For years now, the public sector has enjoyed inflated wages (teachers especially) for very little in return.
Their index-linked inflated pensions are envied for their generosity, paid for effectively by tax payers. Even that former darling of the left, Ken Livingstone, recently admitted that Margaret Thatcher’s politics were, in the main, correct, resurrecting Britain’s futures, formerly the sick man of Europe.
Steve Davies, Totley Rise, S17
With public sector strikes looming, there is the usual outcry about what great pensions and salaries these workers have. May I inform readers of the other side of the coin?
I worked as a civil servant for 20 years, followed by two years in local government before I retired in 2009. A lot of the time I was working under intense pressure to hit daily targets. Failure to do so impacted on my future position and salary.
However, the most I ever earned was a little more than £15,000 a year.
Most of the other employees earned around the same. Many of my younger colleagues were entitled to claim benefits, just like anyone else on low pay (my son is one of them and with nearly 20 years service earns only around £17,000 a year).
Their pay was about half the national average, so it is extremely unfair to say they have comfortable salaries and lifestyles. The big salaries go to relatively few, but because of the way it is reported the public think that all public sector workers earn such salaries.
As for gold-plated pensions, that’s a misnomer too. From the day I joined the civil service I paid into my pension from my salary. I also opted to pay additional voluntary payments to top up my pension. After 20 years, my pension is worth just over £400 a month.
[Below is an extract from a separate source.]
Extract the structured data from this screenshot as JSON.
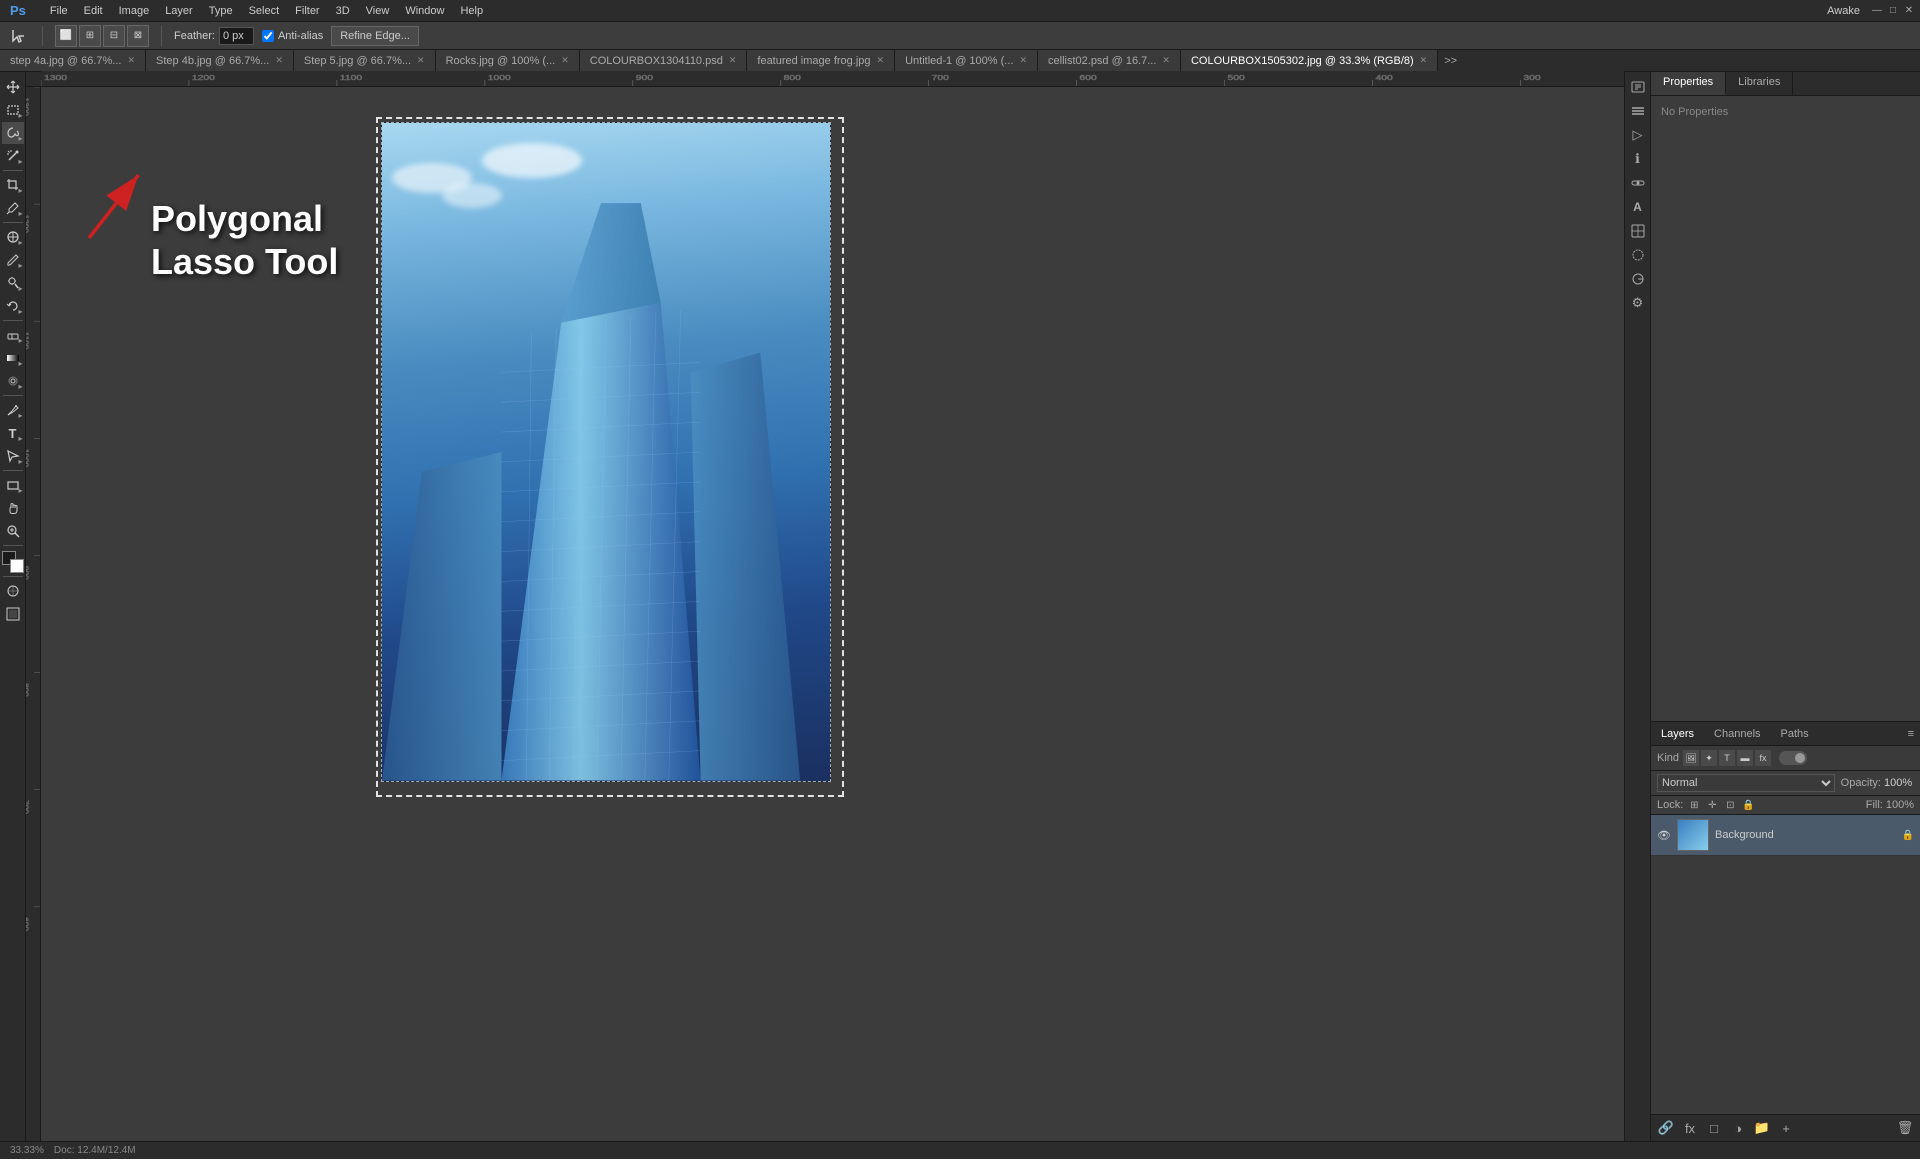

Hardly Utopia!
While people might not agree with the strikes, they should at least base their judgement on the conditions for the majority of public servants, not the minority.